→ **YOUR INSTRUCTIONS**
Return each of the entries below word for word.

(Dataset excerpts)
---------------

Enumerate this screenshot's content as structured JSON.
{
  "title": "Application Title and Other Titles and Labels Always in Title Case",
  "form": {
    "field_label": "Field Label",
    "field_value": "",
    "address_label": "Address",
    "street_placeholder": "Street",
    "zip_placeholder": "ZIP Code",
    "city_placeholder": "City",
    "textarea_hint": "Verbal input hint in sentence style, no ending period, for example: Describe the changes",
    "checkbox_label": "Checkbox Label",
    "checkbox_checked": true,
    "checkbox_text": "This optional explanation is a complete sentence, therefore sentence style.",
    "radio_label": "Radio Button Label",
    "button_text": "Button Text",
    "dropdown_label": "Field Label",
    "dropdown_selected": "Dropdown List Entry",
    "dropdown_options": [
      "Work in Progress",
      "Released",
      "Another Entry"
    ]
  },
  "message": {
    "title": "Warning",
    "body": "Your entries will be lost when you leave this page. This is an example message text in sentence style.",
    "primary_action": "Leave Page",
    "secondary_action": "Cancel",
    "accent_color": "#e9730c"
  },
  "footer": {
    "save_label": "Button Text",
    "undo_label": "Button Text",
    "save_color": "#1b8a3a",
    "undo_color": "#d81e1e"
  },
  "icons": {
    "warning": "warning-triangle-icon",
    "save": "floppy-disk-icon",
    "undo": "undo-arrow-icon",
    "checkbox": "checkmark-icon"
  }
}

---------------

→ **SOLUTION FOR THIS PROBLEM**
Enumerate this screenshot's content as structured JSON.
{
  "title": "Application Title and Other Titles and Labels Always in Title Case",
  "form": {
    "field_label": "Field Label",
    "field_value": "",
    "address_label": "Address",
    "street_placeholder": "Street",
    "zip_placeholder": "ZIP Code",
    "city_placeholder": "City",
    "textarea_hint": "Verbal input hint in sentence style, no ending period, for example: Describe the changes",
    "checkbox_label": "Checkbox Label",
    "checkbox_checked": true,
    "checkbox_text": "This optional explanation is a complete sentence, therefore sentence style.",
    "radio_label": "Radio Button Label",
    "button_text": "Button Text",
    "dropdown_label": "Field Label",
    "dropdown_selected": "Dropdown List Entry",
    "dropdown_options": [
      "Work in Progress",
      "Released",
      "Another Entry"
    ]
  },
  "message": {
    "title": "Warning",
    "body": "Your entries will be lost when you leave this page. This is an example message text in sentence style.",
    "primary_action": "Leave Page",
    "secondary_action": "Cancel",
    "accent_color": "#e9730c"
  },
  "footer": {
    "save_label": "Button Text",
    "undo_label": "Button Text",
    "save_color": "#1b8a3a",
    "undo_color": "#d81e1e"
  },
  "icons": {
    "warning": "warning-triangle-icon",
    "save": "floppy-disk-icon",
    "undo": "undo-arrow-icon",
    "checkbox": "checkmark-icon"
  }
}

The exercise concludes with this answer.